But perhaps the most elegant solution is one Clinton has not yet advocated: simply banning corporations from making open-market repurchases of their shares.
The “It’s Our Economy” project works for economic democracy:
It’s Our Economy is dedicated to changing the dynamic of the current economy designed for the wealthiest to an economy built on principles of equity, cooperation, and sustainability. An economy that puts people and the planet before profits would reduce the wealth divide while giving people more control over their economic lives. We believe that a more just, modern, and restorative economy would involve the people in economic decision-making in both their communities and the nation more broadly.
This basic idea is economic democracy.
Check out their website here.
Peter Barnes writes in Yes! magazine:
THERE’S LONG been a notion that, because money is a prerequisite for survival and security, everyone should be assured some income just for being alive. The notion has been advanced by liberals such as James Tobin, John Kenneth Galbraith, and George McGovern, and by conservatives like Friedrich Hayek, Milton Friedman, and Richard Nixon. It’s embedded in the board game Monopoly, in which all players get equal payments when they pass Go. And yet, with one exception, Americans have been unable to agree on any plan that guarantees some income to everyone. The reasons lie mostly in the stories that surround such income. Is it welfare? Is it redistribution? Does it require higher taxes and bigger government?

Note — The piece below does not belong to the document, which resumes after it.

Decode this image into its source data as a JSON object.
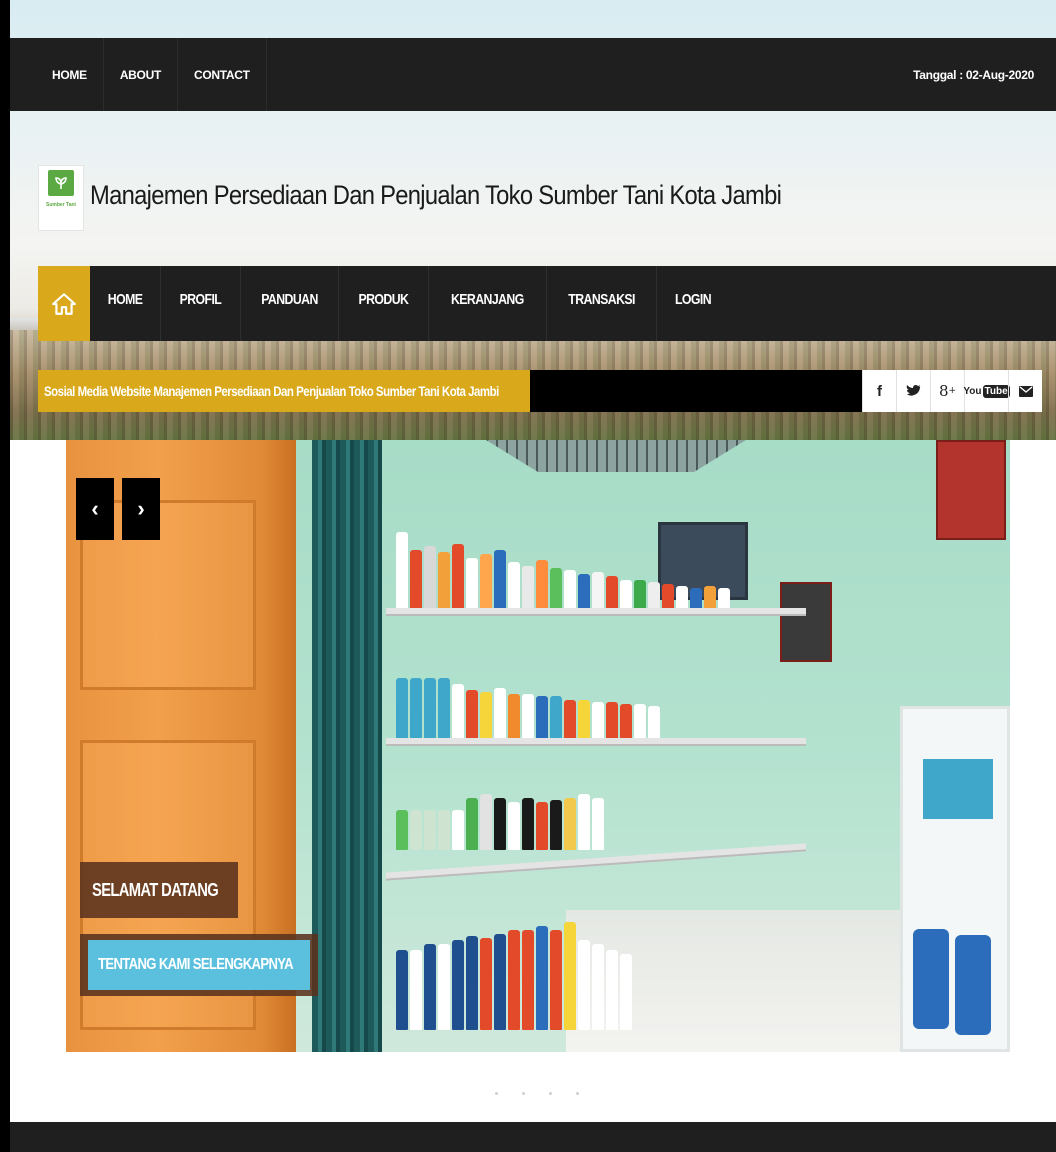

Americans think dimly of all these things.
But then, there’s the exception.
Read all about it here.